Tell me more!

Kent Lawns
03-28-2002, 11:59 PM
Missing a few things:

a.) Quality of the flyer: design, layout, pictures.

b.) Specials offered: prices, coupons

c.) Most important: Name recognition. Do people know you? Or your business? Have they seen your trucks?

These things all affect response.

03-29-2002, 12:14 AM

How much do these things affect response?

We're working very hard on flyer design, working on other established models and working with the newspaper on what they've seen that works.

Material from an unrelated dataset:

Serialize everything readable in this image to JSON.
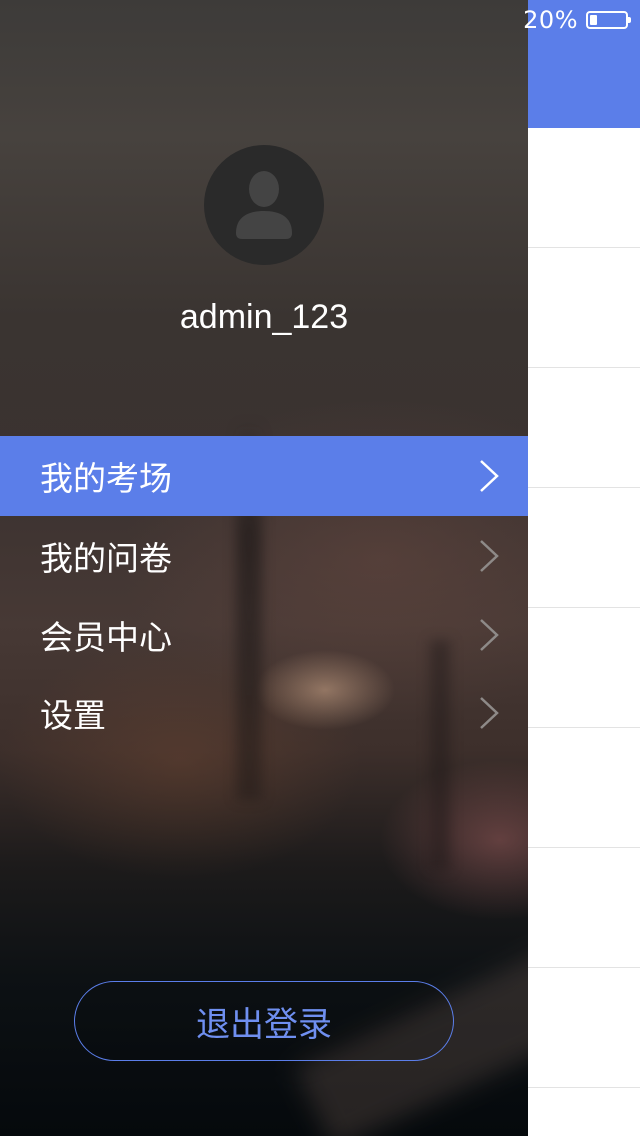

Our prices are a little high for our area, but we're practically the only licensed, insured professional residential lawn care here. We've got tons of guys working from the back of their truck, unable to afford insurance, unable to pay taxes, etc., but that's my competition. We're the real deal, but we're a little more pricey.

Our flyer will offer a coupon for reduced first month service if responded by XX/XX/XX.

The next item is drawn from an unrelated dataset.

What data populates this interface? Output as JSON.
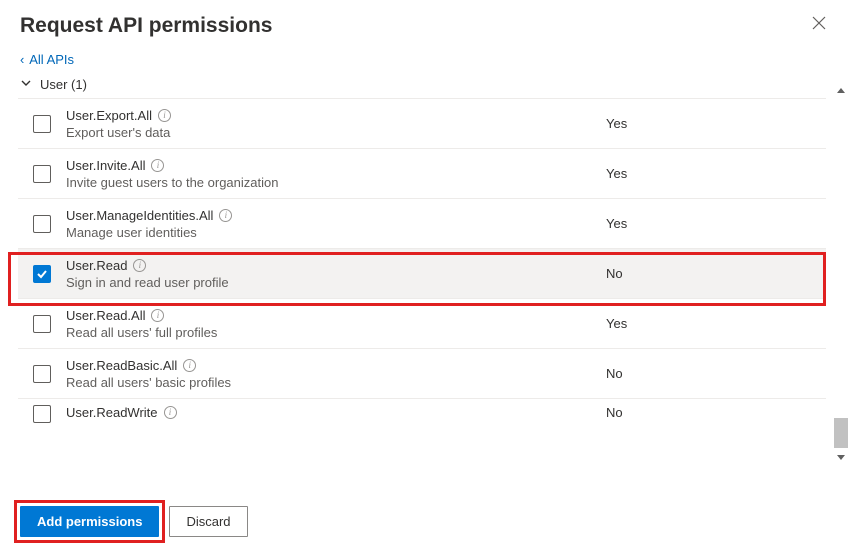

We've been around for years, but we have very little in the name of recognition. We're just getting our magnetic signs and pushing for a serious marketing attempt for the first time ever. Before now, and for years, we've gone strictly word of mouth. Before now, and for years, however, we treated the business like side income. Now, our eggs are firmly planted in this basket and we've got a little money, and a lot of experience, to back us up.

I'm planning a 1% response with a 50% close. I'm hoping for a 2% response with a 50% close, because that'll give us what we need to make ends meet while we progress (w/o borrowing from our backup fund anymore). Any less and we might have to take side work to make it through the year. Any more and I may have a labor problem on my hand... :)

03-29-2002, 12:25 AM
Speaking from experience... try not to have them go out the day of a snowstorm! Although you can not control the weather work with the rep from the paper and get them to tell you if the day that you pick is not conflicting with another company. They may not be able to tell you outright but they can "advise" on on a better date..

Kent Lawns
03-29-2002, 12:36 AM

Cater to your nitche. State your strengths: Licenses, Certification, Insurance Coverages, etc.

I like photos: They quickly communicate a TON of information in a relatively tiny space.

If you have advantages over your competition, point that out without criticizing.